A slight north-easterly breeze and an incoming tide has brought a steady stream of Black-headed Gulls up the Thames today with two Kittiwakes and an adult LIttle Gull in tow. The ringtail Hen Harrier is still around and was seen out hunting over the Target Pools and an Egyptian Goose flew down river a little while ago!
and the news just in...
From 28th February (today) to 6th March our troublesome toilets are having a refit and the waterless urinals will be replaced with more environmentally friendly (and less smelly) loos that use harvested rainwater, Needless to say there will be some disruption but we have provided some portaloos so we should be ok!.
Oh and one more thing... please keep your fingers crossed for us but hopefully the wind turbine will be back up by mid March!
me again. Slaty was seen again on Saturday and Priscille Preston managed some shots of this elusive Japanese gull on the previous Sunday.
You can see how big and heavy this gull is when standing next to this young Herring Gull.

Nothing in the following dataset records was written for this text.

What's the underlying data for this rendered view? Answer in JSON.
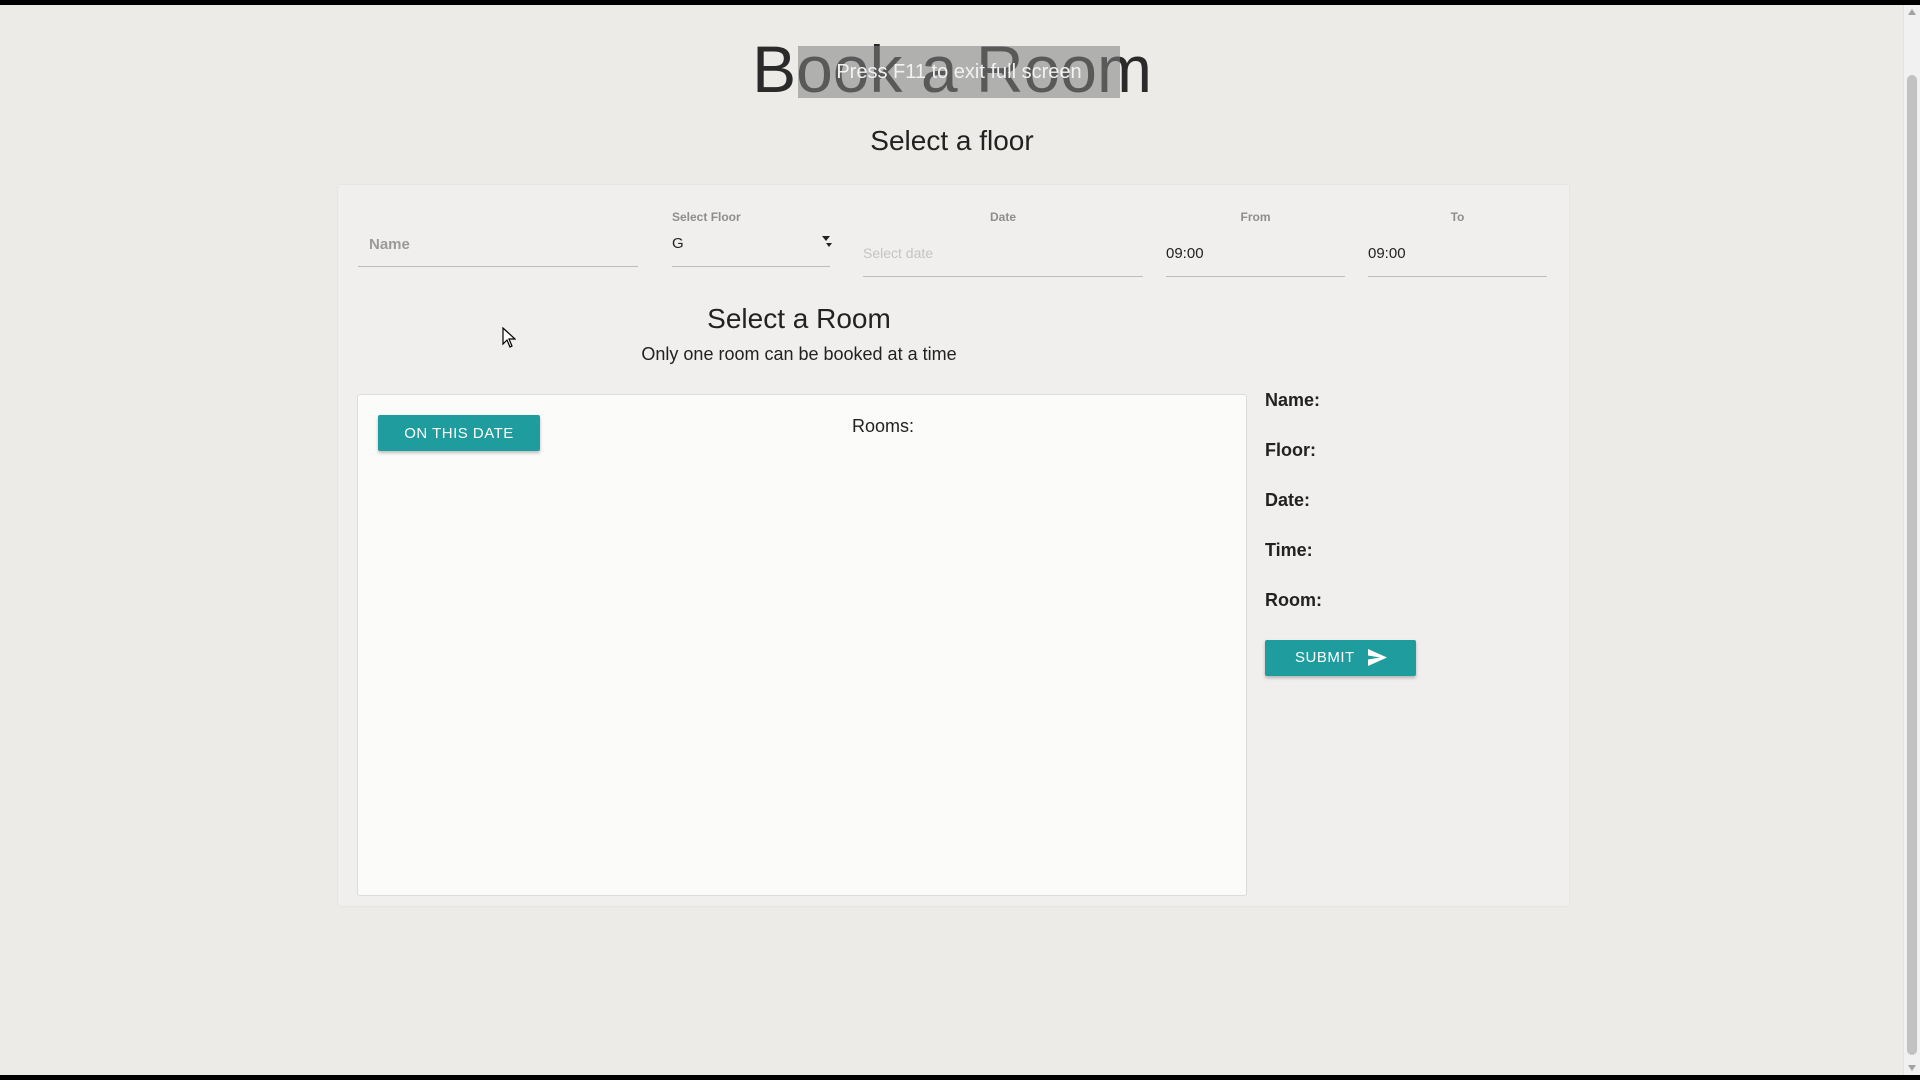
{
  "page": {
    "title": "Book a Room",
    "fullscreen_notice": "Press  F11  to exit full screen",
    "subtitle": "Select a floor"
  },
  "form": {
    "name_placeholder": "Name",
    "floor_label": "Select Floor",
    "floor_value": "G",
    "date_label": "Date",
    "date_placeholder": "Select date",
    "from_label": "From",
    "from_value": "09:00",
    "to_label": "To",
    "to_value": "09:00"
  },
  "rooms_section": {
    "title": "Select a Room",
    "note": "Only one room can be booked at a time",
    "on_this_date_button": "ON THIS DATE",
    "rooms_label": "Rooms:"
  },
  "summary": {
    "name_label": "Name:",
    "floor_label": "Floor:",
    "date_label": "Date:",
    "time_label": "Time:",
    "room_label": "Room:",
    "submit_label": "SUBMIT",
    "submit_icon": "send-icon"
  },
  "colors": {
    "accent": "#1f9c9e",
    "background": "#ecebe8",
    "panel": "#f0efed"
  }
}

The big body, brown head shawl, slate grey back, huge white terial and secondary bar and really pink legs all point to this being the genuine artical...
and in this shot you can see that it is not far of off the size of Great Black Backed Gull which is the biggest in the world.
I wonder how much longer it will stay around for?
Basil Thornton got some fab shots last week on the reserve. Definitely worth an airing here!
You can tell that it is a female Green Woodpecker as the moustachial stripes are completely black and do not have the red centre that the males have.
Since I last posted on the 17th things have been happening...
The Slaty Backed Gull reappeared ten minutes after that last post and showed well all afternoon out on Wennington Marsh. It did the same on Sunday and was again seen briefly on both Tuesday and Thursday so it is still around and visiting us when not sloping off to the tip at Pitsea!
Otherwise, still plenty of Lapwings and the Golden Plover flock is at about the hundred mark. The ringtail Hen Harrier is still around and both Short-eared and Barn Owls have been seen. The first Marsh Frog was out and about yesterday and Smooth Newts and bumble bees have both been seen so spring may be closer than you think. The first Swallow, Sand Martin and Wheatear have all been seen in the south west so keep your eyes open.
I was in the Baltic States over the weekend and lets just say that at -26c it was very unlikely that any early migrants would be touching down there. Infact finding any birds was a struggle but we eventually found the sea (it was ever so slightly frozen!) and its assorted wildfowl and White-tailed Eagles. Felt like summer coming back home on Tuesday!